## EXERCISE PROMPT:
Among the entries below, find all lines that include "subject" and copy them.

Data excerpts:
☆ ☆ ☆ ☆ ☆
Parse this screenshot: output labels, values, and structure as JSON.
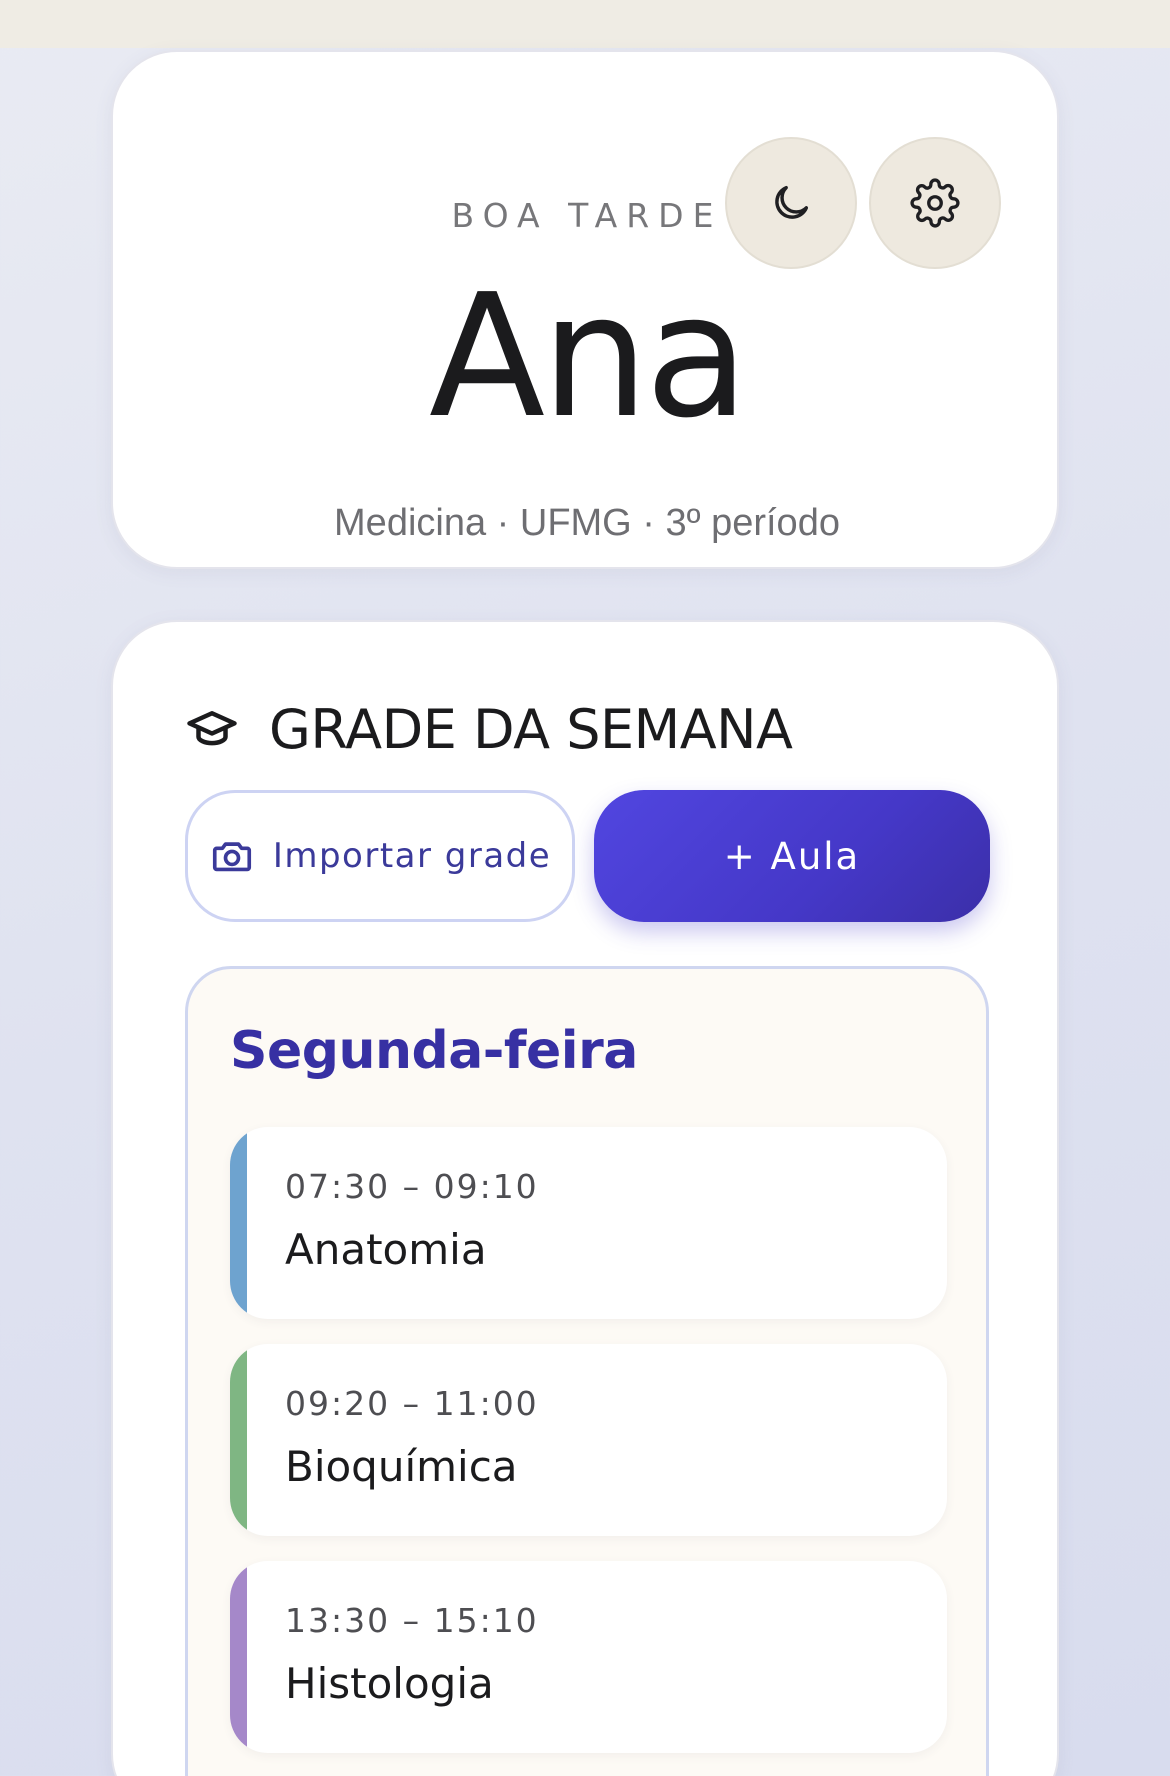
{
  "header": {
    "greeting": "BOA TARDE",
    "name": "Ana",
    "subtitle": "Medicina · UFMG · 3º período"
  },
  "actions": {
    "theme_icon": "moon-icon",
    "settings_icon": "gear-icon"
  },
  "schedule": {
    "title": "GRADE DA SEMANA",
    "title_icon": "graduation-cap-icon",
    "import_label": "Importar grade",
    "import_icon": "camera-icon",
    "add_label": "+ Aula",
    "day": {
      "name": "Segunda-feira",
      "classes": [
        {
          "time": "07:30 – 09:10",
          "subject": "Anatomia",
          "color": "#6ea3cf"
        },
        {
          "time": "09:20 – 11:00",
          "subject": "Bioquímica",
          "color": "#7fb683"
        },
        {
          "time": "13:30 – 15:10",
          "subject": "Histologia",
          "color": "#a588c9"
        }
      ]
    }
  },
  "colors": {
    "accent": "#4538c8",
    "day_title": "#3730a3"
  }
}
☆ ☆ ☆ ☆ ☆
## EXERCISE RESULT:
          "subject": "Anatomia",
          "subject": "Bioquímica",
          "subject": "Histologia",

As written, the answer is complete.